- **DIRECTIONS**
Your answer must be the full listing below, repeated exactly, with no pictures in it.
DATA SECTION: Begin
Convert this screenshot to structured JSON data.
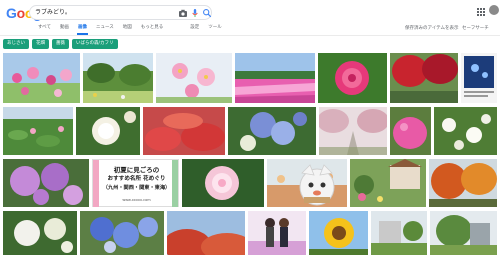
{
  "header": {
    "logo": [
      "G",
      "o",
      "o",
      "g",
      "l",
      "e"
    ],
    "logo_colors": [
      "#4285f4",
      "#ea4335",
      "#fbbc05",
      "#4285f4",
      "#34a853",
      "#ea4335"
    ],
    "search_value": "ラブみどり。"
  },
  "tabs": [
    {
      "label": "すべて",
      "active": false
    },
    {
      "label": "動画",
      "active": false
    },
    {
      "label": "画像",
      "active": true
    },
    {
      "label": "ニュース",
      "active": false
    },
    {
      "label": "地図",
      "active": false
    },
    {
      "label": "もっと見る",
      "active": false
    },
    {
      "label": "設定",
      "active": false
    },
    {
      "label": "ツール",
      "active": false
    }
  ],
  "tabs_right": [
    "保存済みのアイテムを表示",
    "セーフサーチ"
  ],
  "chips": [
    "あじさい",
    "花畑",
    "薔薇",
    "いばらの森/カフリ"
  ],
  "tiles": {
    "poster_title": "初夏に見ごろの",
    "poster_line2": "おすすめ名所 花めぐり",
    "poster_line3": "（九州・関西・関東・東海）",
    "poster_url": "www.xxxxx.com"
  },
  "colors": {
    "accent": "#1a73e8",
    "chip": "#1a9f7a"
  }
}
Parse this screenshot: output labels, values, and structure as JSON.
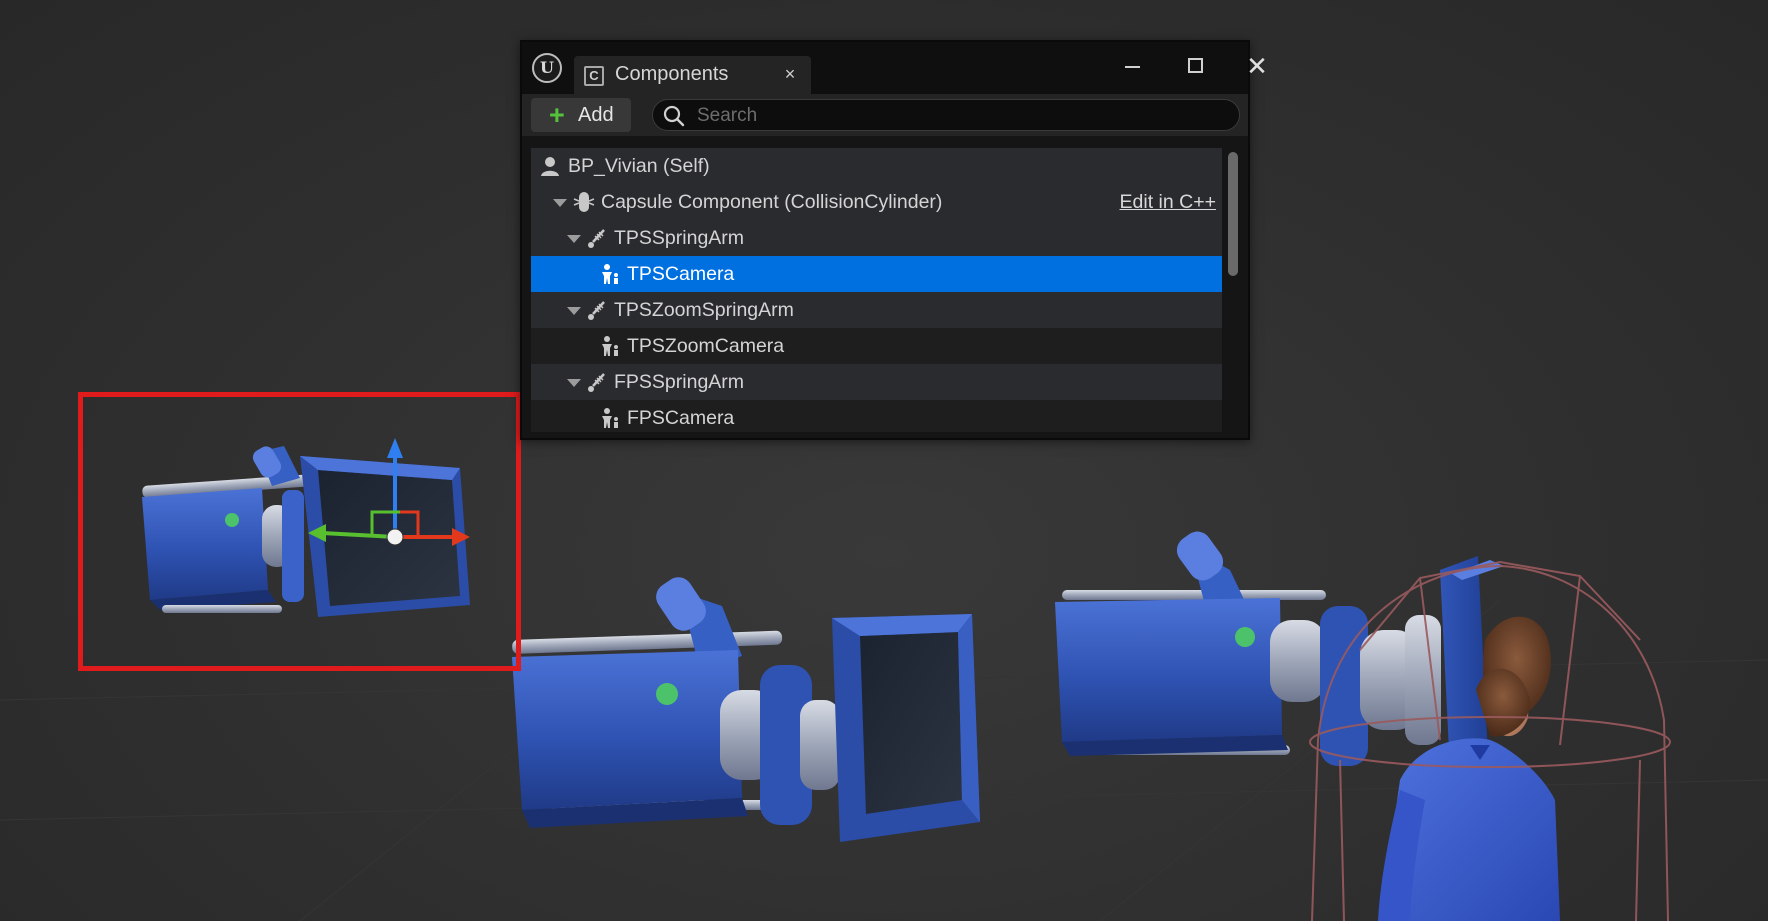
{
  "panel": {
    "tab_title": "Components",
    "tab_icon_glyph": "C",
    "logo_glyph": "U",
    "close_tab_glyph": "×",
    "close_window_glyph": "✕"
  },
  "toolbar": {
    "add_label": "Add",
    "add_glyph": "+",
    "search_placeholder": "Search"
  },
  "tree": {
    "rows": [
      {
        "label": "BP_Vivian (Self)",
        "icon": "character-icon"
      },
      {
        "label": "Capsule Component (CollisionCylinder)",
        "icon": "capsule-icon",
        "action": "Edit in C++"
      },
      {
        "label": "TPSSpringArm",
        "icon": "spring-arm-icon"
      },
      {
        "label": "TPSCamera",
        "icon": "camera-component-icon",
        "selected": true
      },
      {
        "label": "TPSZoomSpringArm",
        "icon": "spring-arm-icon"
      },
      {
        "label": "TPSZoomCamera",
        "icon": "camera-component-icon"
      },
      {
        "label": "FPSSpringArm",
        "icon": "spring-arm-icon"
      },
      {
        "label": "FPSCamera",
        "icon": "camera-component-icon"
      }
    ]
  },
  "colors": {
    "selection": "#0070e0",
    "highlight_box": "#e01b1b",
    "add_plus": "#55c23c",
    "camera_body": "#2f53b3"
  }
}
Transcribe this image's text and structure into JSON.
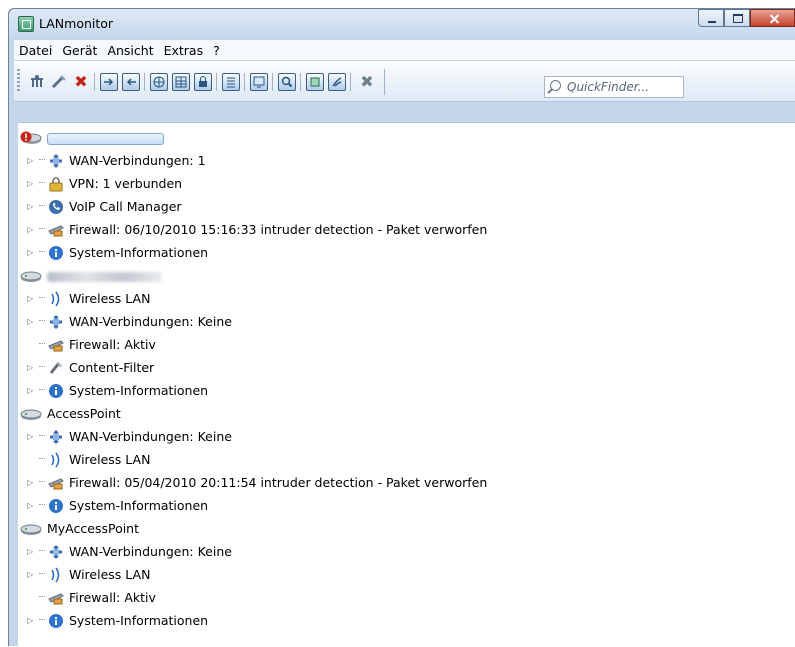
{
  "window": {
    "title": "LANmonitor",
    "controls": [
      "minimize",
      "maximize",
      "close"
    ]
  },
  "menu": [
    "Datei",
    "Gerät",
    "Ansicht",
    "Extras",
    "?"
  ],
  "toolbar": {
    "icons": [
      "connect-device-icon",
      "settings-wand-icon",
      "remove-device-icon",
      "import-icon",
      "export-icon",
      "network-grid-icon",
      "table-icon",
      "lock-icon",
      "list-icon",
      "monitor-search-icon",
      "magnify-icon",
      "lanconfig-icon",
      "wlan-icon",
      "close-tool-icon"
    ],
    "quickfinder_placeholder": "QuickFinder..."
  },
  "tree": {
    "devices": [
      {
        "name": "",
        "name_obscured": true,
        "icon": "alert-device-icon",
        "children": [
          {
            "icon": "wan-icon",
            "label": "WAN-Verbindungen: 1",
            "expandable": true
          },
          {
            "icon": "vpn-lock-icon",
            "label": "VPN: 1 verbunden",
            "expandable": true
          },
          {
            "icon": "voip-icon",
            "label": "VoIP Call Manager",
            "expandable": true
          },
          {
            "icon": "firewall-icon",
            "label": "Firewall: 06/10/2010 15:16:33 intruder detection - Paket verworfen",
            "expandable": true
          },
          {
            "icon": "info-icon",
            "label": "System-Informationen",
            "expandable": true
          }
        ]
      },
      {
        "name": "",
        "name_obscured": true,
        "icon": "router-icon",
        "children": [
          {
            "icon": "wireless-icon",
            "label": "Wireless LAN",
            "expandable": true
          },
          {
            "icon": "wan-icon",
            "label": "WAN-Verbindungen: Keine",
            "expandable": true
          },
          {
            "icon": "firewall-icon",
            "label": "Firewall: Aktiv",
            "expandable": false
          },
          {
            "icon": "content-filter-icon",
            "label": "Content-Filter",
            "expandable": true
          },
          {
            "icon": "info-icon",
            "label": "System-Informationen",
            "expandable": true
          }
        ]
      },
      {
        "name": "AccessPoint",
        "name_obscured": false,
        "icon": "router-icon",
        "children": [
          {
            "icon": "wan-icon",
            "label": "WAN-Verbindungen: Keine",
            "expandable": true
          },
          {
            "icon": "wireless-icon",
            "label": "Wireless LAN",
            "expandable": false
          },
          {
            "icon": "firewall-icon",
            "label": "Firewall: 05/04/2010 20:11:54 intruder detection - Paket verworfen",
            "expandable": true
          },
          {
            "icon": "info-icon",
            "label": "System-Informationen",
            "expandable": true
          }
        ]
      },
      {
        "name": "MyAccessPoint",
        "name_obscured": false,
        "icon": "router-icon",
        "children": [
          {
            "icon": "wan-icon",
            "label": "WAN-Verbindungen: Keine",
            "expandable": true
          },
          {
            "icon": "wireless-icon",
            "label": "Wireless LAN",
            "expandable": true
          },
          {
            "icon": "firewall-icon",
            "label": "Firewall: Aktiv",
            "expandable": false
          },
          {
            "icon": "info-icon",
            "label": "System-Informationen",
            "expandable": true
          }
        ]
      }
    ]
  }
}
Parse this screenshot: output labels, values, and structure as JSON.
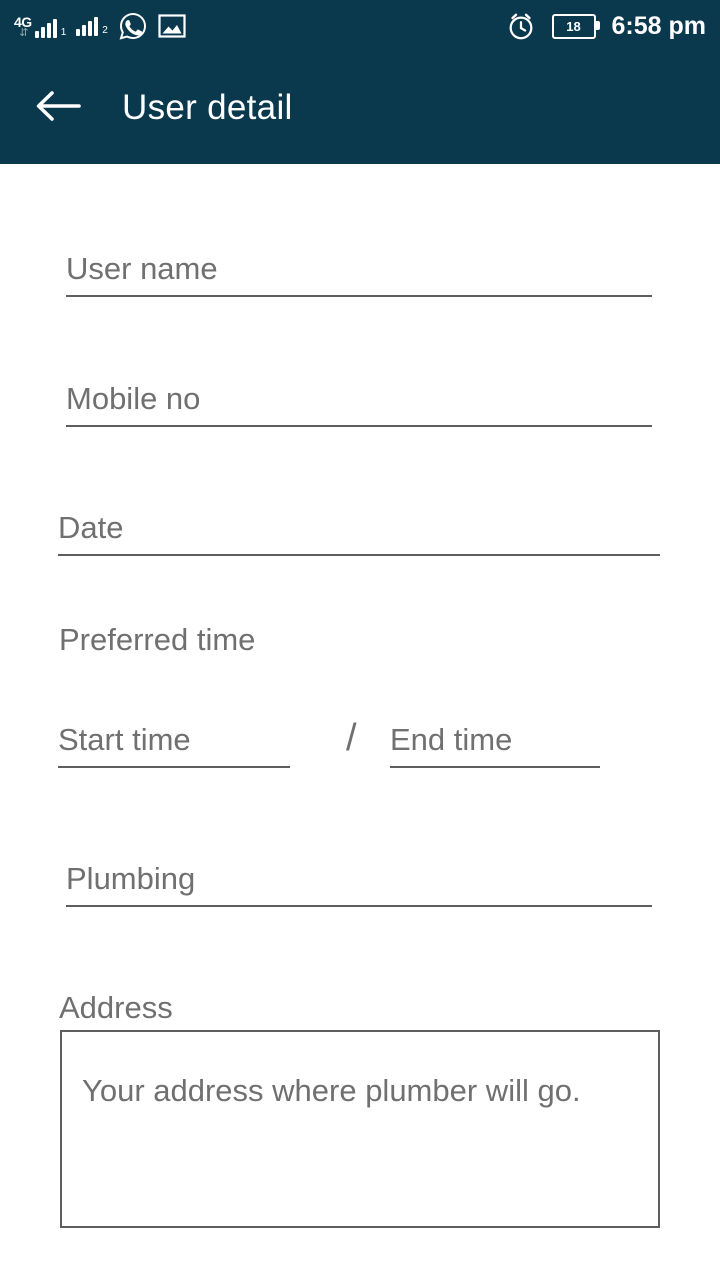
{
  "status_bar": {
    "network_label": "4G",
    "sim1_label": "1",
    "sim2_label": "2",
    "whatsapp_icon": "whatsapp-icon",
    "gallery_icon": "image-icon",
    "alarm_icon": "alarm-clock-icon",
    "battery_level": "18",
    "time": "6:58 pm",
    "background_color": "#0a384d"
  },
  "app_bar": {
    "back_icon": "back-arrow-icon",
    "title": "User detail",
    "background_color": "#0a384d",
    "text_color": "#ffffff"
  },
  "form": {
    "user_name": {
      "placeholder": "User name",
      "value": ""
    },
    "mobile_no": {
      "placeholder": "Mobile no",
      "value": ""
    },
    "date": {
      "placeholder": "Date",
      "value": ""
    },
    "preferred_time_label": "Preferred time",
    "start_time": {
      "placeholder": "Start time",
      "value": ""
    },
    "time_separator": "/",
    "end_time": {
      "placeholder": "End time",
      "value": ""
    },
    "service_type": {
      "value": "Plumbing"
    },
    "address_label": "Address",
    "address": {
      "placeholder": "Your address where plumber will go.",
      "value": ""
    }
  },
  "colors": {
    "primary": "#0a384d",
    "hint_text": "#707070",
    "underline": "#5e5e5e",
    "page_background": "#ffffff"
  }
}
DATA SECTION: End
- **ANSWER BOX**
Convert this screenshot to structured JSON data.
{
  "header": {
    "logo": [
      "G",
      "o",
      "o",
      "g",
      "l",
      "e"
    ],
    "logo_colors": [
      "#4285f4",
      "#ea4335",
      "#fbbc05",
      "#4285f4",
      "#34a853",
      "#ea4335"
    ],
    "search_value": "ラブみどり。"
  },
  "tabs": [
    {
      "label": "すべて",
      "active": false
    },
    {
      "label": "動画",
      "active": false
    },
    {
      "label": "画像",
      "active": true
    },
    {
      "label": "ニュース",
      "active": false
    },
    {
      "label": "地図",
      "active": false
    },
    {
      "label": "もっと見る",
      "active": false
    },
    {
      "label": "設定",
      "active": false
    },
    {
      "label": "ツール",
      "active": false
    }
  ],
  "tabs_right": [
    "保存済みのアイテムを表示",
    "セーフサーチ"
  ],
  "chips": [
    "あじさい",
    "花畑",
    "薔薇",
    "いばらの森/カフリ"
  ],
  "tiles": {
    "poster_title": "初夏に見ごろの",
    "poster_line2": "おすすめ名所 花めぐり",
    "poster_line3": "（九州・関西・関東・東海）",
    "poster_url": "www.xxxxx.com"
  },
  "colors": {
    "accent": "#1a73e8",
    "chip": "#1a9f7a"
  }
}
Parse this screenshot: output labels, values, and structure as JSON.
{
  "panel": {
    "tab_title": "Components",
    "tab_icon_glyph": "C",
    "logo_glyph": "U",
    "close_tab_glyph": "×",
    "close_window_glyph": "✕"
  },
  "toolbar": {
    "add_label": "Add",
    "add_glyph": "+",
    "search_placeholder": "Search"
  },
  "tree": {
    "rows": [
      {
        "label": "BP_Vivian (Self)",
        "icon": "character-icon"
      },
      {
        "label": "Capsule Component (CollisionCylinder)",
        "icon": "capsule-icon",
        "action": "Edit in C++"
      },
      {
        "label": "TPSSpringArm",
        "icon": "spring-arm-icon"
      },
      {
        "label": "TPSCamera",
        "icon": "camera-component-icon",
        "selected": true
      },
      {
        "label": "TPSZoomSpringArm",
        "icon": "spring-arm-icon"
      },
      {
        "label": "TPSZoomCamera",
        "icon": "camera-component-icon"
      },
      {
        "label": "FPSSpringArm",
        "icon": "spring-arm-icon"
      },
      {
        "label": "FPSCamera",
        "icon": "camera-component-icon"
      }
    ]
  },
  "colors": {
    "selection": "#0070e0",
    "highlight_box": "#e01b1b",
    "add_plus": "#55c23c",
    "camera_body": "#2f53b3"
  }
}
Transcribe this image's text and structure into JSON.
{
  "window": {
    "title": "LANmonitor",
    "controls": [
      "minimize",
      "maximize",
      "close"
    ]
  },
  "menu": [
    "Datei",
    "Gerät",
    "Ansicht",
    "Extras",
    "?"
  ],
  "toolbar": {
    "icons": [
      "connect-device-icon",
      "settings-wand-icon",
      "remove-device-icon",
      "import-icon",
      "export-icon",
      "network-grid-icon",
      "table-icon",
      "lock-icon",
      "list-icon",
      "monitor-search-icon",
      "magnify-icon",
      "lanconfig-icon",
      "wlan-icon",
      "close-tool-icon"
    ],
    "quickfinder_placeholder": "QuickFinder..."
  },
  "tree": {
    "devices": [
      {
        "name": "",
        "name_obscured": true,
        "icon": "alert-device-icon",
        "children": [
          {
            "icon": "wan-icon",
            "label": "WAN-Verbindungen: 1",
            "expandable": true
          },
          {
            "icon": "vpn-lock-icon",
            "label": "VPN: 1 verbunden",
            "expandable": true
          },
          {
            "icon": "voip-icon",
            "label": "VoIP Call Manager",
            "expandable": true
          },
          {
            "icon": "firewall-icon",
            "label": "Firewall: 06/10/2010 15:16:33 intruder detection - Paket verworfen",
            "expandable": true
          },
          {
            "icon": "info-icon",
            "label": "System-Informationen",
            "expandable": true
          }
        ]
      },
      {
        "name": "",
        "name_obscured": true,
        "icon": "router-icon",
        "children": [
          {
            "icon": "wireless-icon",
            "label": "Wireless LAN",
            "expandable": true
          },
          {
            "icon": "wan-icon",
            "label": "WAN-Verbindungen: Keine",
            "expandable": true
          },
          {
            "icon": "firewall-icon",
            "label": "Firewall: Aktiv",
            "expandable": false
          },
          {
            "icon": "content-filter-icon",
            "label": "Content-Filter",
            "expandable": true
          },
          {
            "icon": "info-icon",
            "label": "System-Informationen",
            "expandable": true
          }
        ]
      },
      {
        "name": "AccessPoint",
        "name_obscured": false,
        "icon": "router-icon",
        "children": [
          {
            "icon": "wan-icon",
            "label": "WAN-Verbindungen: Keine",
            "expandable": true
          },
          {
            "icon": "wireless-icon",
            "label": "Wireless LAN",
            "expandable": false
          },
          {
            "icon": "firewall-icon",
            "label": "Firewall: 05/04/2010 20:11:54 intruder detection - Paket verworfen",
            "expandable": true
          },
          {
            "icon": "info-icon",
            "label": "System-Informationen",
            "expandable": true
          }
        ]
      },
      {
        "name": "MyAccessPoint",
        "name_obscured": false,
        "icon": "router-icon",
        "children": [
          {
            "icon": "wan-icon",
            "label": "WAN-Verbindungen: Keine",
            "expandable": true
          },
          {
            "icon": "wireless-icon",
            "label": "Wireless LAN",
            "expandable": true
          },
          {
            "icon": "firewall-icon",
            "label": "Firewall: Aktiv",
            "expandable": false
          },
          {
            "icon": "info-icon",
            "label": "System-Informationen",
            "expandable": true
          }
        ]
      }
    ]
  }
}
Parse this screenshot: output labels, values, and structure as JSON.
{
  "status_bar": {
    "network_label": "4G",
    "sim1_label": "1",
    "sim2_label": "2",
    "whatsapp_icon": "whatsapp-icon",
    "gallery_icon": "image-icon",
    "alarm_icon": "alarm-clock-icon",
    "battery_level": "18",
    "time": "6:58 pm",
    "background_color": "#0a384d"
  },
  "app_bar": {
    "back_icon": "back-arrow-icon",
    "title": "User detail",
    "background_color": "#0a384d",
    "text_color": "#ffffff"
  },
  "form": {
    "user_name": {
      "placeholder": "User name",
      "value": ""
    },
    "mobile_no": {
      "placeholder": "Mobile no",
      "value": ""
    },
    "date": {
      "placeholder": "Date",
      "value": ""
    },
    "preferred_time_label": "Preferred time",
    "start_time": {
      "placeholder": "Start time",
      "value": ""
    },
    "time_separator": "/",
    "end_time": {
      "placeholder": "End time",
      "value": ""
    },
    "service_type": {
      "value": "Plumbing"
    },
    "address_label": "Address",
    "address": {
      "placeholder": "Your address where plumber will go.",
      "value": ""
    }
  },
  "colors": {
    "primary": "#0a384d",
    "hint_text": "#707070",
    "underline": "#5e5e5e",
    "page_background": "#ffffff"
  }
}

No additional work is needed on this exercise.